What of the war? We saw Bethlehem’s role in God’s war? Is Mary simply about her shame, or does she play a role in God’s battle cry? The famous Magnificat answers that…Mary’s song. Mary saw herself as the one who would give birth to God’s greatest instrument in the war…God’s own Son.
When it comes to the song of Mary, we often focus in on the first few words from which we derive the name we use, Magnificat. Mary sings, “My soul magnifies the Lord, and my spirit rejoices in God my Savior….”[ii] However, it is not too long after that that the language Mary uses takes on the tones of God’s war.
As Mary sings her song of praise to God, the images she pulls from are images of familiar to God’s people…throughout the Hebrew Scriptures, primarily in the Psalms and Isaiah when God’s people reference God as “The Mighty One” it is almost always in reference to God coming with judgment upon the wicked, such as Isaiah 60:12-16: “For the nation and kingdom that will not serve you shall perish; those nations shall be utterly laid to waste…Whereas you have been forsaken and hated, with no one passing through, I will make you majestic forever…and you shall know that I, the Lord, am your Savior and your Redeemer, the Mighty One of Jacob.”
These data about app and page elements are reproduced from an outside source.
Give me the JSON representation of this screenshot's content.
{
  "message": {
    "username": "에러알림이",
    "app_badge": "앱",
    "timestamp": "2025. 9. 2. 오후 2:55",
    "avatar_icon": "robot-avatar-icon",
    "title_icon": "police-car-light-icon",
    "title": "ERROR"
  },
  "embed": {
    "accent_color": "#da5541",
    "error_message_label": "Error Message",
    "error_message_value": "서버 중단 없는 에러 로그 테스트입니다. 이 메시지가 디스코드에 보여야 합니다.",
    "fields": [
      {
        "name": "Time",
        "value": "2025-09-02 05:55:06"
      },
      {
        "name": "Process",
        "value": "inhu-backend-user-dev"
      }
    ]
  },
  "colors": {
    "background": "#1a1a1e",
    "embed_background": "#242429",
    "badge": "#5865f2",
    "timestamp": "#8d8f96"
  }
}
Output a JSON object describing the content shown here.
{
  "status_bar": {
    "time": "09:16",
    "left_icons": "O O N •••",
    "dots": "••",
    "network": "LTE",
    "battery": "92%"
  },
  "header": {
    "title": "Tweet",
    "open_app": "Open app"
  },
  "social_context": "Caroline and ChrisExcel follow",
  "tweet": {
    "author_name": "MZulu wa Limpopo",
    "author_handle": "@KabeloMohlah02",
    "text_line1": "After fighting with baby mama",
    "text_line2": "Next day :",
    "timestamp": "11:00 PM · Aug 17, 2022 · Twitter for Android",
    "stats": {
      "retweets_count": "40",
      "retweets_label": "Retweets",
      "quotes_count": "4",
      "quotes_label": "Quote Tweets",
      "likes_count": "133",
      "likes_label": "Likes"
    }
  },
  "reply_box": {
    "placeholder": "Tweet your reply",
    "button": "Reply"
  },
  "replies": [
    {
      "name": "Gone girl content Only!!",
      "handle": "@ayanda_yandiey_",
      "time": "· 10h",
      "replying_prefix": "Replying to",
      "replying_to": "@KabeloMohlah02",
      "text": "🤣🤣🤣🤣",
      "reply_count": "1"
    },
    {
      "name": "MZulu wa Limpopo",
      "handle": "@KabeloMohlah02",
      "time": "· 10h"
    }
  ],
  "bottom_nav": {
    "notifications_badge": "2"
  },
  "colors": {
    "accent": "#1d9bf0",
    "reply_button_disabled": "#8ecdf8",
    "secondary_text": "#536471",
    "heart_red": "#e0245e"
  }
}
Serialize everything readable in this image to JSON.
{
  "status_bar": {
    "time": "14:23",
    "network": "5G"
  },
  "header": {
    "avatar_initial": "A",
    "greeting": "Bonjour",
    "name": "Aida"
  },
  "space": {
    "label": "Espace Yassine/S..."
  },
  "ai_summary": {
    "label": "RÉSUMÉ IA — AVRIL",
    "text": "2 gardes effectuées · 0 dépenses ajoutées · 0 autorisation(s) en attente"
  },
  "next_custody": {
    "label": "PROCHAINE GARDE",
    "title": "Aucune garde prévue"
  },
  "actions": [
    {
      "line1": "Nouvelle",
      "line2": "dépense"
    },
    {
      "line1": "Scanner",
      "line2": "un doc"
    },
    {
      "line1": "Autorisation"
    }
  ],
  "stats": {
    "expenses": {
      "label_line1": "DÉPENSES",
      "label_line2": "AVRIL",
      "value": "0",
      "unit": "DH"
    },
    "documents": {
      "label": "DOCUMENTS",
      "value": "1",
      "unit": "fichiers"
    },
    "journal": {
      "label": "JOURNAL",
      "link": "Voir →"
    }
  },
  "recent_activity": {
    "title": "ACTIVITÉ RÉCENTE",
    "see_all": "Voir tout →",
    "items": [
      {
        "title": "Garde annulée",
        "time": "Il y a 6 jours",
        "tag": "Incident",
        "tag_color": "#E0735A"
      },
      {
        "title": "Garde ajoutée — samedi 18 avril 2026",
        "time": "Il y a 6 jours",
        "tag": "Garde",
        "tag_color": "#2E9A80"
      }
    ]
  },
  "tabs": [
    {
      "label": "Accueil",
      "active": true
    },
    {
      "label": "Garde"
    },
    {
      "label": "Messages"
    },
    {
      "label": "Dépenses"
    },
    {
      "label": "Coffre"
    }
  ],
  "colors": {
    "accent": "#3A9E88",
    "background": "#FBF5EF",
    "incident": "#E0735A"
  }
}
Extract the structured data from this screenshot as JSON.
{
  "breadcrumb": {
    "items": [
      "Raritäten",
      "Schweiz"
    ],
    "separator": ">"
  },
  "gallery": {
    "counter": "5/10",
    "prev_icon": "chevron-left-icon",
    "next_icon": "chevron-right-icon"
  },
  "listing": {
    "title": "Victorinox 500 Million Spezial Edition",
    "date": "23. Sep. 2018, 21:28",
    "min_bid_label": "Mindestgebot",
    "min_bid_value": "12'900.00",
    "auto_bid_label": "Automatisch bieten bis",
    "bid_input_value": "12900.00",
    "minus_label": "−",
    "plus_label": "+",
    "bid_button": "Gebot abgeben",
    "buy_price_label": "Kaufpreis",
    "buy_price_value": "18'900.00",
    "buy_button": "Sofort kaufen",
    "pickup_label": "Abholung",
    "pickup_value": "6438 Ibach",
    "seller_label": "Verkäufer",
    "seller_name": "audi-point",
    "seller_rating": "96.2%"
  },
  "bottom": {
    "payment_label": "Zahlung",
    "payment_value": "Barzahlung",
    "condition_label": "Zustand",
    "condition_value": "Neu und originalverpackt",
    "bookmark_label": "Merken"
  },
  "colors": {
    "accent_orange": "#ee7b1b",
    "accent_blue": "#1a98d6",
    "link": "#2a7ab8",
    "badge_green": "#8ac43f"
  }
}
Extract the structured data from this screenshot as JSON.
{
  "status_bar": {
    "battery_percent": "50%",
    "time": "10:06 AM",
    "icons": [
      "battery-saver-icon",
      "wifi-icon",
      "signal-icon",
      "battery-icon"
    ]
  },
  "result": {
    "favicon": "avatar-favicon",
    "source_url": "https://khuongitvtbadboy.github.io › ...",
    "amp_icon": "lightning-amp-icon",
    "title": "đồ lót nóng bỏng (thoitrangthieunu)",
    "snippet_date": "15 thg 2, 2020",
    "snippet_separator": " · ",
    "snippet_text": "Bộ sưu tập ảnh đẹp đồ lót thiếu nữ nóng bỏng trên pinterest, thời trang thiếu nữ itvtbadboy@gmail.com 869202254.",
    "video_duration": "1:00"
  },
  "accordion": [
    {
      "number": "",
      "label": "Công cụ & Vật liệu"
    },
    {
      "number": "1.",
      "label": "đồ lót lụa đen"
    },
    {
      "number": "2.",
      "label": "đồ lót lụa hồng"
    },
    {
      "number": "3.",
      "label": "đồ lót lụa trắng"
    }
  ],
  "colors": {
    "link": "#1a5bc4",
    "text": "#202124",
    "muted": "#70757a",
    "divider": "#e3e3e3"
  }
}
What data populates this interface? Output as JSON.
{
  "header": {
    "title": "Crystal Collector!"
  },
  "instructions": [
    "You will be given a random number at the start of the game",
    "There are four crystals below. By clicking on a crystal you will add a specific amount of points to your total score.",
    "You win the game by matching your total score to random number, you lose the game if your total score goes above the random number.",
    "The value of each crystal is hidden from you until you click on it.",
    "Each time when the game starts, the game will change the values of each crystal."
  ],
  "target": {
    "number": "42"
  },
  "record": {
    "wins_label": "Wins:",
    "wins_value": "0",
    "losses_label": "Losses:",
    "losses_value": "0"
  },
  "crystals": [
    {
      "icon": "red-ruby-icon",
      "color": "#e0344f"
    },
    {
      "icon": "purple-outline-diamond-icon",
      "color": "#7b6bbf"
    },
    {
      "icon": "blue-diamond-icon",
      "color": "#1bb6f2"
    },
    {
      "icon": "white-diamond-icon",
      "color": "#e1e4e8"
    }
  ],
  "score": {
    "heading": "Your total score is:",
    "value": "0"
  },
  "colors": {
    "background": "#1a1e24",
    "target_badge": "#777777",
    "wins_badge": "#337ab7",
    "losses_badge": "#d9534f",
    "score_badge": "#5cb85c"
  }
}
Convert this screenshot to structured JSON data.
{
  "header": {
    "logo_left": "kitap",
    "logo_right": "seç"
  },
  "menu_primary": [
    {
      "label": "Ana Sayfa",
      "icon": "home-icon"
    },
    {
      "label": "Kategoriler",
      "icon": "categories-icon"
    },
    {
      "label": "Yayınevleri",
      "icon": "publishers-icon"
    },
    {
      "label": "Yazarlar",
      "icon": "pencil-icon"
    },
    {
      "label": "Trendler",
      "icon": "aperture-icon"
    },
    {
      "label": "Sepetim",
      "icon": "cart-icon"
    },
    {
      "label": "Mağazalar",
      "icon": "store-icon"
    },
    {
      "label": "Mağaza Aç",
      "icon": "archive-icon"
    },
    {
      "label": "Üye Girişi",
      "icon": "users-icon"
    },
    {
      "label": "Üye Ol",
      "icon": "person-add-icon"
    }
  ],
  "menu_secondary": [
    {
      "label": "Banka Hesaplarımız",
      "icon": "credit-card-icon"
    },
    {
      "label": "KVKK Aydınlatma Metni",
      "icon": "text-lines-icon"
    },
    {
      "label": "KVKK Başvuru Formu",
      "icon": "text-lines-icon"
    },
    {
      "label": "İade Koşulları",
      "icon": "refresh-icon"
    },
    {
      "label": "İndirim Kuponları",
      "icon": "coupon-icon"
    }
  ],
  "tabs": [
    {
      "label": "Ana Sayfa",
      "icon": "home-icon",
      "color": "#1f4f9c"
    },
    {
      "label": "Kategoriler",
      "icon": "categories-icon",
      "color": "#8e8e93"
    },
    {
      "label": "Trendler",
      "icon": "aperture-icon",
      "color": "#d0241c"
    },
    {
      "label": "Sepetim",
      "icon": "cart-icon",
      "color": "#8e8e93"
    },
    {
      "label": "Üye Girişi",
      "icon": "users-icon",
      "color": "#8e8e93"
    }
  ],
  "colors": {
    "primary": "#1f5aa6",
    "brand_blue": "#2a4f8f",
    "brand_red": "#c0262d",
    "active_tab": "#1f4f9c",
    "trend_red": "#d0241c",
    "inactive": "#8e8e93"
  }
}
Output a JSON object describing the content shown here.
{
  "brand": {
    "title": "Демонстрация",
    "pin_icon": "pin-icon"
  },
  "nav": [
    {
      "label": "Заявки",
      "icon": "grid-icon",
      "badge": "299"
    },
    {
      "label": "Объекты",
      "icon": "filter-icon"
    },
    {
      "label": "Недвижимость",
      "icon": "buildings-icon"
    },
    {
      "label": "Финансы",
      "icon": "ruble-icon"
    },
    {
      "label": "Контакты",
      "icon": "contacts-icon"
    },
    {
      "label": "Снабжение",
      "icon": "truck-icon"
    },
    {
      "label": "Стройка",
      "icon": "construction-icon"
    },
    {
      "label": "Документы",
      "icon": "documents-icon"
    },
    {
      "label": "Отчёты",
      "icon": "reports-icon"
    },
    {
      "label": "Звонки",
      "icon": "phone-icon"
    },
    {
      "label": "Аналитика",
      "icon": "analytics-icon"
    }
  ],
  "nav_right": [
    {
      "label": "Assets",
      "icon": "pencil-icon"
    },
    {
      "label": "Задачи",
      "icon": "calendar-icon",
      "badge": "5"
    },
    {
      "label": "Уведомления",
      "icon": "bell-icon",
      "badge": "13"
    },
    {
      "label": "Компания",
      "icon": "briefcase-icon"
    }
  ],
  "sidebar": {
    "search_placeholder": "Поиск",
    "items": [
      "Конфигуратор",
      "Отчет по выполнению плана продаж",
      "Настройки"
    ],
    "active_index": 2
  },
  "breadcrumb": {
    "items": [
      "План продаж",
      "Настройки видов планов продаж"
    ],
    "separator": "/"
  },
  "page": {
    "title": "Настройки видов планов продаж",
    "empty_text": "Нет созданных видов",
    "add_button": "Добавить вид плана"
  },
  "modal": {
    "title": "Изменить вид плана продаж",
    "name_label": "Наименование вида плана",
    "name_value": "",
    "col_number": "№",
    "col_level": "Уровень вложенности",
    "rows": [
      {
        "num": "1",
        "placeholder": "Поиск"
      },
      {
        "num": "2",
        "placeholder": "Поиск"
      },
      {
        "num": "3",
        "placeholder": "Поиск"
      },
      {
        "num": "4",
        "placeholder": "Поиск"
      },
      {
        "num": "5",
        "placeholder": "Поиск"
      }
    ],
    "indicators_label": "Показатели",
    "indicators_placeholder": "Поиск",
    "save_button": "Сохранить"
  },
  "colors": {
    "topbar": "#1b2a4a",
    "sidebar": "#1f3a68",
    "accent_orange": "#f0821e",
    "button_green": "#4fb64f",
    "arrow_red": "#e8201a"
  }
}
The war images continue as Mary sings of God’s arm reaching out. The image of God’s mighty outstretched arm flows from God’s rescue of his people from slavery in Egypt, as God said, “‘I am the Lord, and I will free you from the burdens of the Egyptians and deliver you from slavery to them. I will redeem you with an outstretched arm and with mighty acts of judgment. I will take you as my people, and I will be your God….”[iii] to his redemption of those who had been scattered in exile, “I will bring you out from the peoples and gather you out of the countries where you are scattered, with a mighty hand and an outstretched arm….”[iv]
And with Mary’s song, we hear that God, as he wages war on the evil and sin of the world, will be scattering the proud and bringing down the powerful as he lifts up the lowly and forgotten…He will provide sustenance for hungry, while those who depend upon their wealth for fulfillment will find themselves empty and hungering…in this, God will fulfill His promise to Abraham to make Abraham’s descendants a blessing to the world.
So, as we continue to try and understand God’s War we call Christmas, as we asked what the darkness of Bethlehem meant to us, we must try and grasp the significance of Mary for us—for she not only is the bearer of the Savior, but she sets for us a model of response to God’s call to war. While God has already claimed the ultimate victory in this war through the Resurrection of His Son, there are battles yet to be fought until the victory party of God’s Banquet. As God asked Mary to be a vessel through which He would come into the world, God asks that He might continue to enter the world through us to wage war on sin and corruption. He asks whether we are willing to give birth to His Presence in this world—are we willing to look into the world and see the needs of the weak and lowly, the poor and hungry, and enduring shame and humiliation, take the role of a servant of those in need taking on the proud and powerful—and say to God, “Here I am, the servant of the Lord; let it be with me according to your word.”
In the Name of the Father and the Son and the Holy Spirit. Amen.